It’s time for a new plan.
Before the COVID-19 pandemic, photographers1 who wanted to connect and learn had a couple broad options on their plate. One option was in-person events with activities such as informal meetup groups or more formal, professional organization affiliates such as PPA or ASMP chapters at the state or local level. The other option was participation with online education and activities. This could be YouTube, CreativeLive, KelbyOne, Facebook groups, or similar sources.
Some folks preferred to learn and network in face-to-face situations. Others were able to find a lot of value online and chose that as their default. Many folks, myself included, had a photography sphere with a mixture of the two. I was both active in leadership roles with organizations that held meatspace events, but also spent a lot of time in the online space whether that was with photography-centric social media, learning from online video, or participation in written ventures.
Over the last two years with the COVID pandemic situation, most groups which previously focused on in-person activities have adapted their programming somewhat to be able to continue in an online fashion. Some of those groups did the bare minimum to have some clunky online programs, while others put a bit more effort into the quality of their online efforts and helped their members find success with a new format. We’re now at a point where some of those groups have returned to face-to-face gatherings, others are planning to do so but haven’t yet made the switch, and some are trying to figure out what sort of hybrid solutions might work for them.
While each group will make their own choices, I want to explore this a bit as someone who was a longtime board member and two-time past President of the Oregon Professional Photographers Association, a group who previously would use the fact they had face to face gatherings and education with local photographers as a selling point to distinguish ourselves from some online ventures. What should a previously-offline group, where the fact they were “live and in person” was a key feature of that group, do?
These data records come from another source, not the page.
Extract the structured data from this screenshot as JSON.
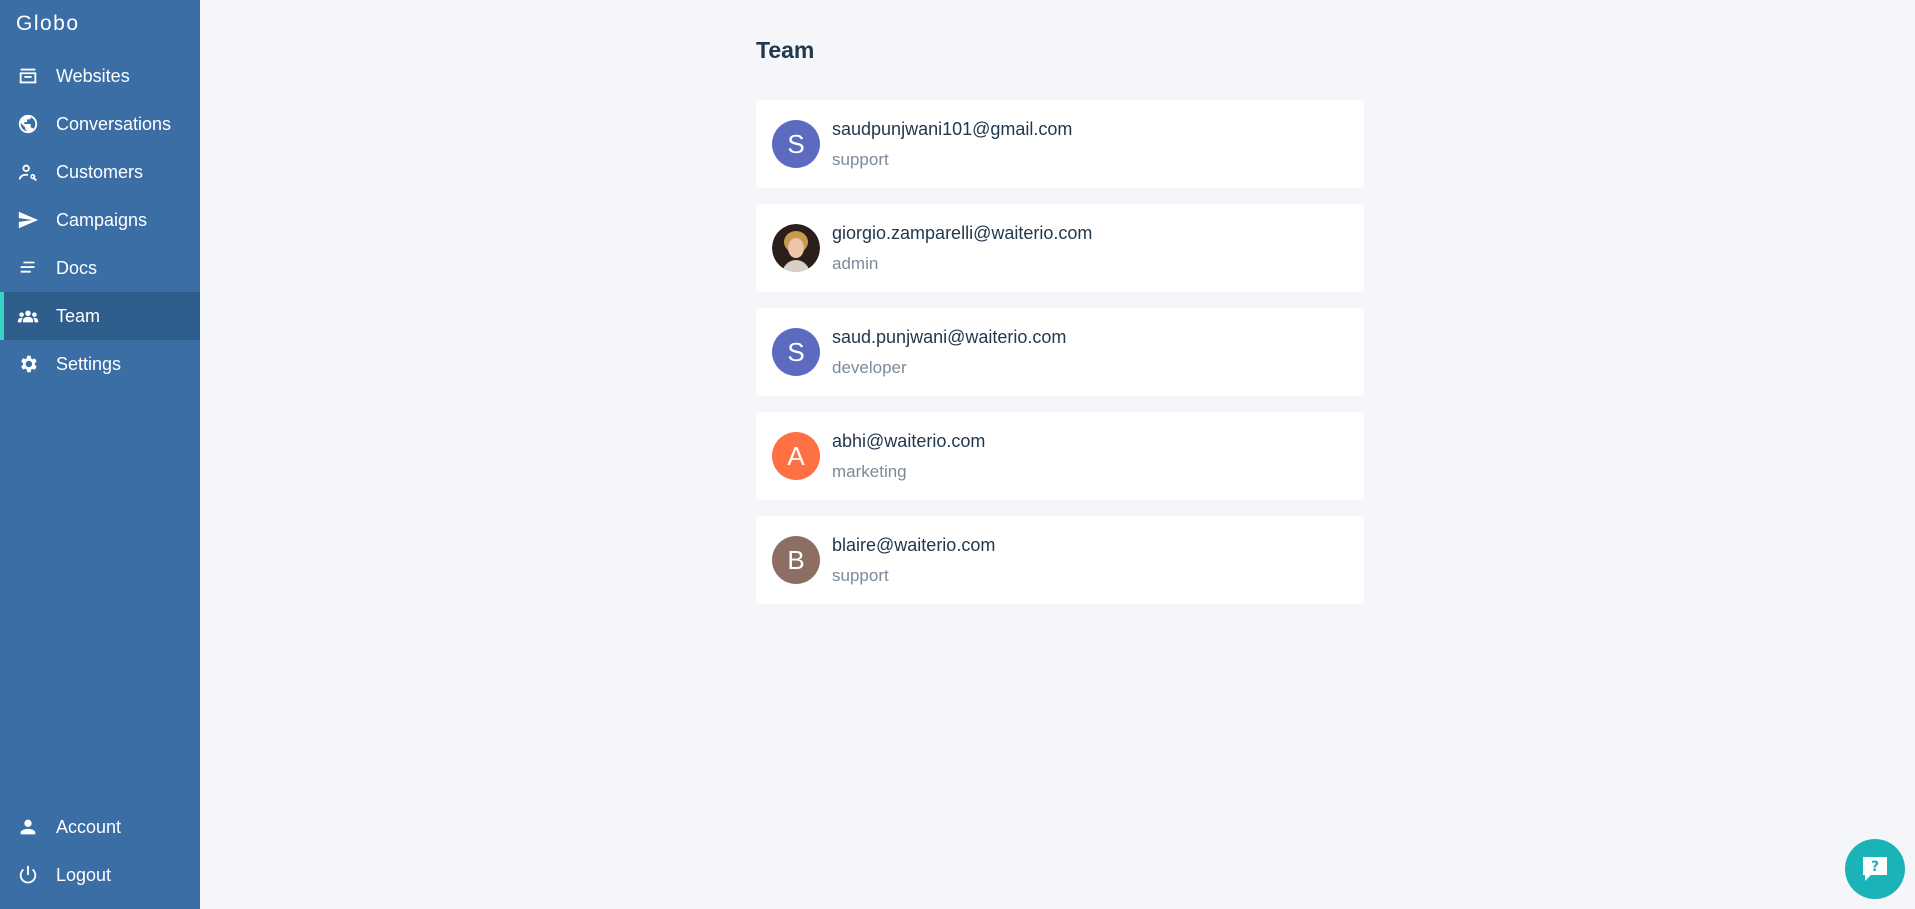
{
  "app": {
    "brand": "Globo"
  },
  "sidebar": {
    "items": [
      {
        "label": "Websites",
        "icon": "websites-icon"
      },
      {
        "label": "Conversations",
        "icon": "globe-icon"
      },
      {
        "label": "Customers",
        "icon": "customer-search-icon"
      },
      {
        "label": "Campaigns",
        "icon": "send-icon"
      },
      {
        "label": "Docs",
        "icon": "docs-lines-icon"
      },
      {
        "label": "Team",
        "icon": "team-icon",
        "active": true
      },
      {
        "label": "Settings",
        "icon": "gear-icon"
      }
    ],
    "bottom_items": [
      {
        "label": "Account",
        "icon": "person-icon"
      },
      {
        "label": "Logout",
        "icon": "power-icon"
      }
    ]
  },
  "main": {
    "title": "Team",
    "members": [
      {
        "email": "saudpunjwani101@gmail.com",
        "role": "support",
        "avatar_letter": "S",
        "avatar_color": "#5c6bc0"
      },
      {
        "email": "giorgio.zamparelli@waiterio.com",
        "role": "admin",
        "avatar_letter": "",
        "avatar_color": "#3a2a22",
        "avatar_type": "photo"
      },
      {
        "email": "saud.punjwani@waiterio.com",
        "role": "developer",
        "avatar_letter": "S",
        "avatar_color": "#5c6bc0"
      },
      {
        "email": "abhi@waiterio.com",
        "role": "marketing",
        "avatar_letter": "A",
        "avatar_color": "#ff7043"
      },
      {
        "email": "blaire@waiterio.com",
        "role": "support",
        "avatar_letter": "B",
        "avatar_color": "#8d6e63"
      }
    ]
  },
  "help_button": {
    "icon": "help-chat-icon",
    "color": "#1ab3b8"
  },
  "colors": {
    "sidebar_bg": "#3a6ea5",
    "sidebar_active_bg": "#2f5d8c",
    "active_indicator": "#38d6c6",
    "page_bg": "#f5f6fa"
  }
}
Online vs. In-Person Events for Photographers
Anyone who tries to tell you that online vs. offline is a clearcut better-vs-worse situation isn’t looking at the full picture.
Face to face events have the benefit of attendees being able to make direct personal connections. We have the full ability to see body language and other cues that aren’t always reflected with internet communication. Hands-on opportunities exist for photographers, and there are some topics (such as posing, or the nuances of slight lighting changes) that lend themselves well to an offline experience. Although one can add a social component to online events, it’s pretty hard to replicate the interactions that occur when a group of folks sit around a table for a shared meal, or converse while enjoying a beverage at an after-hours gathering.
Online events and education have the primary advantage of being location-independent. Organizers don’t need to book a physical venue, nobody has to worry about traffic or parking logistics, and the event is equally available to someone in the organizer’s city, state, country, or even around the world. In addition to attendees being able to be location-agnostic, virtual events also have an advantage in being able to more easily attract speakers from outside their local area. In 2020 I presented at events in Connecticut, Texas, Louisiana, and four “locations” in California… all without leaving my office. The organizers of those events didn’t need to cover travel expenses to have me speak, lowering the potential cost for the attendees.
The Future of Photography Events
The world has changed, and the experiences of the last few years have left an impact on everyone’s view of various event scenarios.
While some may wish that we could simply just hit a “reset” button and go back to doing things exactly as we did in late 2019, this won’t be a formula for success, even for groups that were mostly or exclusively in-person prior to COVID. Folks have had a taste of the advantages of online events, and while I certainly am not suggesting that everything should be online, I would suggest that every group ought to likely have some programming offered in an online fashion. That could be online-only events, or it could be in-person events with a hybrid or streaming component. Maybe some events would be in-person due to the nature of the material, while others might be online for the same reasons.
I can easily teach the business of event photography online (and have done so recently). I can’t easily teach hands-on event photography examples through Zoom.
The duration of an event, workshop, or competition can be another factor. For activities less than a couple hours, I don’t know that there’s a significant difference in attendee or speaker experiences. As we look at longer programs (I routinely conduct half-day or full-day workshops), a face-to-face environment seems to make it easier both for attendees to remain engaged with the presenter, and for presenters to get a better read on the audience and be able to adapt or respond to nonverbal feedback.
I have several upcoming speaking engagements planned for this year; some are in-person and some are virtual.
It’s a time for geographically-focused groups who previously focused on in-person events to rethink what that means and realize that everyone (from businesses to consumers to photographers) has collectively realized that a lot more is possible in an online or remote format than was previously happening. At the same time, other events are best experienced in-person, but that shouldn’t be the go-to plan for everything.
- While this article is in the context of photographers and photography-focused groups, it also applies to any number of other organizations whether they be hobby, professional, religious, or any number of other affiliations. ↩